With more than 7 million people in the Baltimore-Washington market, it's inevitable that the University of Maryland will continue to be prominently mentioned — at least in the media — in discussions about conference realignment.
But Maryland athletic director Kevin Anderson said in an interview this week that his school's focus is on maximizing its situation in the Atlantic Coast Conference, and that Maryland is not looking to jump leagues.
"We haven't been approached by anybody," Anderson said this week. "We've been talking with the ACC about how we're going to keep our stronghold as a conference and keep the membership intact."
If Texas A&M bolts for the 12-member Southeastern Conference, the SEC may ultimately seek a 14th team for balance. The New York Times reported this week that "there has been speculation about universities like North Carolina and Maryland" as a potential No. 14.
Such reports can put schools in awkward positions because they don't want to appear to be disrespectful by rejecting overtures that haven't been made.
Maryland is one of seven original ACC members. "We're very satisfied with our membership in the ACC," Anderson said.
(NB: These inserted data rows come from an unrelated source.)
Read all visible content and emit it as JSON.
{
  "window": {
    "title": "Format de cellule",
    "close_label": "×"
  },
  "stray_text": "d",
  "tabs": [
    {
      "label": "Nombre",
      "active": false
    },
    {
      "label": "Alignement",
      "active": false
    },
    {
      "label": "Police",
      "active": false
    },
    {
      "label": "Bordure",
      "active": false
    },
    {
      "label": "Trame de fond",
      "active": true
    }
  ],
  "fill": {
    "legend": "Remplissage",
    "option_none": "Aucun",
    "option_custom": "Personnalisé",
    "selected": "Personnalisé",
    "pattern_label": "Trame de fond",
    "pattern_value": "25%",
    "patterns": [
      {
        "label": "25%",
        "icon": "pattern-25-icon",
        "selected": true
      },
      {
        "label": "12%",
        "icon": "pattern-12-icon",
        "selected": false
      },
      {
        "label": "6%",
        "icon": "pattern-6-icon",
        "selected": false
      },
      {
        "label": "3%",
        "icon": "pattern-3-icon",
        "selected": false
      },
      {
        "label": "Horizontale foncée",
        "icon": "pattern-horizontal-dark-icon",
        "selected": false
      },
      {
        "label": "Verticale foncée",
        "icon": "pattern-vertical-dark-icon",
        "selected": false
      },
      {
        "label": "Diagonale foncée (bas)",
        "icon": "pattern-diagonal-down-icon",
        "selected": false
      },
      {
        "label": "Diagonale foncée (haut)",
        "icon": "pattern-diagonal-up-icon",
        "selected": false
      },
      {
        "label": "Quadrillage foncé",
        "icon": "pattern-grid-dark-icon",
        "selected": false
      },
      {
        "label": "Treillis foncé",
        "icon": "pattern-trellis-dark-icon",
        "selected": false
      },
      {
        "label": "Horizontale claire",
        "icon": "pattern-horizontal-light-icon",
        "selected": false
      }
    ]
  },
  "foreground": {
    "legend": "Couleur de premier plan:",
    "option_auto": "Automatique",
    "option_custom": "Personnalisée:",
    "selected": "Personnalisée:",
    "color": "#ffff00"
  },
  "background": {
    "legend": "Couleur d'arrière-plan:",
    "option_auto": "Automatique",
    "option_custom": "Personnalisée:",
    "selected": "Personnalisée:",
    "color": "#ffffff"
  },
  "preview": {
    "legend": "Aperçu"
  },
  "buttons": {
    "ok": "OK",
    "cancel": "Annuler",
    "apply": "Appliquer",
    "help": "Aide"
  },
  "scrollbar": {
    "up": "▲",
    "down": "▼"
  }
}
Part of that is based on the school's perception that the ACC, which has a new television deal with ESPN, is not in imminent danger of collapse.
Maryland's position could change, of course, if the ACC were picked apart and there was a move toward giant "superconferences."
ACC Commissioner John Swofford recently addressed reports that Clemson and Florida State were possible targets of the SEC. He told the Associated Press that leaders at every ACC school have said they're "committed to the league, and we're a stable group."